Chief Night Editor Lortia l.arson
Copy Editor: Marjory Bush.
Desl: Editors: Marjory Bush, Beb Funk,
Cietchen Grondahl, Lorna Larson, Larry
Zone Managers: Sue Baclielder, Shirley Hil
lard, Barbara Williams. Virginia Kellogg,
Barbara Stevenson, Jeanne Hoffman.
The Morning After
The House Dance
by Rill Kayeki
House dances? They say there were six of
them Saturday night, but when the smoke
cleared Sunday no one seemed to know for
It was 11 o'clock in the morning when con
4 L t X *
vers a t i o n a 1
se e cl, w h i t e
hope of the
Elio Rho fra
ternity, out of

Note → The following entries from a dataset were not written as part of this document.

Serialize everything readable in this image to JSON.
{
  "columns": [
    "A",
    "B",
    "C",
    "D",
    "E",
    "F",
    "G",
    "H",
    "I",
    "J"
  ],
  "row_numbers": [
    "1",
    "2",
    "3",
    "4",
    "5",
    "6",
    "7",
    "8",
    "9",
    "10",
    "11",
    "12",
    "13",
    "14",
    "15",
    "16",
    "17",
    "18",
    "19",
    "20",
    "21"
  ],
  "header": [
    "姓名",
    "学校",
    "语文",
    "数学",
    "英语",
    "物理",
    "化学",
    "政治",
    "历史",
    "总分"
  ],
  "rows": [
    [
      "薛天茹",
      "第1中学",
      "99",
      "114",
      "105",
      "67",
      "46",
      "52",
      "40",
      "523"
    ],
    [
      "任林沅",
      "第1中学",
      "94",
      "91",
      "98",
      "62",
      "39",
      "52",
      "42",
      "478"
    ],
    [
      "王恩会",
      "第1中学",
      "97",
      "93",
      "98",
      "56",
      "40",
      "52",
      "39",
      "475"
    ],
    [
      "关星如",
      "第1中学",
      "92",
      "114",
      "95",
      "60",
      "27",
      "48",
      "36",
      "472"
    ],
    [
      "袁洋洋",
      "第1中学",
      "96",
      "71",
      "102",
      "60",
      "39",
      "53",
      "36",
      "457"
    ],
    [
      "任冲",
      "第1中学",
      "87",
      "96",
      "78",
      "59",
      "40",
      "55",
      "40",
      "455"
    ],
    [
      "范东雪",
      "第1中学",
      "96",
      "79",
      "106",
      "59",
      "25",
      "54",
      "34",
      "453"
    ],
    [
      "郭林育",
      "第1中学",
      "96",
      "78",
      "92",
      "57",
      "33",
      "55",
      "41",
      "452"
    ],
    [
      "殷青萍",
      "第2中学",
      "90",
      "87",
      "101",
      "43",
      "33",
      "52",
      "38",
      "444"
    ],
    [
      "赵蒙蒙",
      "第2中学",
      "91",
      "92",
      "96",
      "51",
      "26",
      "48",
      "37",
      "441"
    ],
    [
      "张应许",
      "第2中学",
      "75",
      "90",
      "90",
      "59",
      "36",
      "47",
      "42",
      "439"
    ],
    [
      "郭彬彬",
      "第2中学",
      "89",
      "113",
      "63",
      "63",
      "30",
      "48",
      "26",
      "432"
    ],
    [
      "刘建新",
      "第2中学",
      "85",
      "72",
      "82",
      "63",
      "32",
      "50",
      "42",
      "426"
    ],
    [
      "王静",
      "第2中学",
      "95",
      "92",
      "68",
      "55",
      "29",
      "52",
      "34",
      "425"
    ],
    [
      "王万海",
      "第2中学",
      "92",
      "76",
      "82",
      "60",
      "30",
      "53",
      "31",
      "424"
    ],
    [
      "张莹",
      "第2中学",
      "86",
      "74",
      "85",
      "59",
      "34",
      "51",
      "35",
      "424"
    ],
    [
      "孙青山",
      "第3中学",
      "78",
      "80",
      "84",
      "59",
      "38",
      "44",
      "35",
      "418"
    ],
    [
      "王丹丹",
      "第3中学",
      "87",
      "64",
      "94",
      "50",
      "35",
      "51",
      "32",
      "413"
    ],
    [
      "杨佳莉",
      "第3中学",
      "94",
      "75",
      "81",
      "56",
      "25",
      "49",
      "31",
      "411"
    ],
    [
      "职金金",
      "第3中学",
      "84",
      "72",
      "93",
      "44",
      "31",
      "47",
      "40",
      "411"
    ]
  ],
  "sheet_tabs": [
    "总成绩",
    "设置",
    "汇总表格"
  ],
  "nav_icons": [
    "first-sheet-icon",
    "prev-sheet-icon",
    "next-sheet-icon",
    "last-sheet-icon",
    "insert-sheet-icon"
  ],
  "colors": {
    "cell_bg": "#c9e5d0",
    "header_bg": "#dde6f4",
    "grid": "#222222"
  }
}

his com a.
open e cl one
arid let the ob
ject over his
head swim in
t o focus. 1 t
turned out to
be a ship’s lan
lazily in its gimbals. He watched its gyra
tions critically for a moment, then suddenly
shuddered and shut the eye again, waiting for
the eels in his stolnach to settle down and be
“What in the name of good old Rho Rho,”
he thought, “is that pink bat doing flying
around the lantern ?” Then it occurred to Josh
to wonder what a ship’s lantern was doing
over his head. A horrible thought crept into
his b.rain. He tried to put it down, but it kept
arising to plague him. The thought grew in
to conviction, and he lept to his feet in terror.
“I’ve been shanghaied!” he screeched.
“I’m on a tramp steamer headed for outer
Mongolia!” The eels started to writhe and
squirm. Rough hands grasped him by the
arms and tried to quiet him. Some one drop
ped a feather on the floor and the concussion
threatened to blow the top of his skull off.
“Easy, Josh. Easy does it,” said a voice.
Josh thought for a second and then stopped
(Please turn to page tliree)
Gnatchetif, Old Vet
Back in The Groove
With Tongue in Cheek <
tyf Steve Jloy
If you are one of the 5 million readers of
Life you no doubt read the spread on the Sig
Chi’s. (That's the name you can’t call 'em.)
By way of local adaptation, they, (the Sig
Chi's) have set a five dollar fine for all under
classmen caught without at least five copies
in his immediate possession. S’wonderful
what they did with that uncouth, poorly
dressed, illiterate varsity basketball player.
Too bad they didn't hear about my "pang-ini”
ability when I was an illiterate, poorly
I have been asked to apologize to mv Greek
friends for underestimating their number,
k ORRECT I OX ; I have 4 Greek friends.
My home town paper had an interesting
want ad this week. The thing read "wanted,
secretary, from IS to SO. Must be able to take
dictation and put in long hours. (Average
Apply first floor of the court house.
I he windows have bars to keep out the wea
ther. I he guy is laying out a fine for reckless
1 he ground owl meat award of the week
goes to the brainy Motor Boat gals who sug
gest that we install the activity point system
again. In reverse that is.
Found a dilly of a proof error the other
night in a story about a wedding. Seems the
happy couple were going to establish double
residence in his house and on her farm. The
story read, Mrs. Cleoporia Clabbertwitch’s
form is one of the original Lane county lancL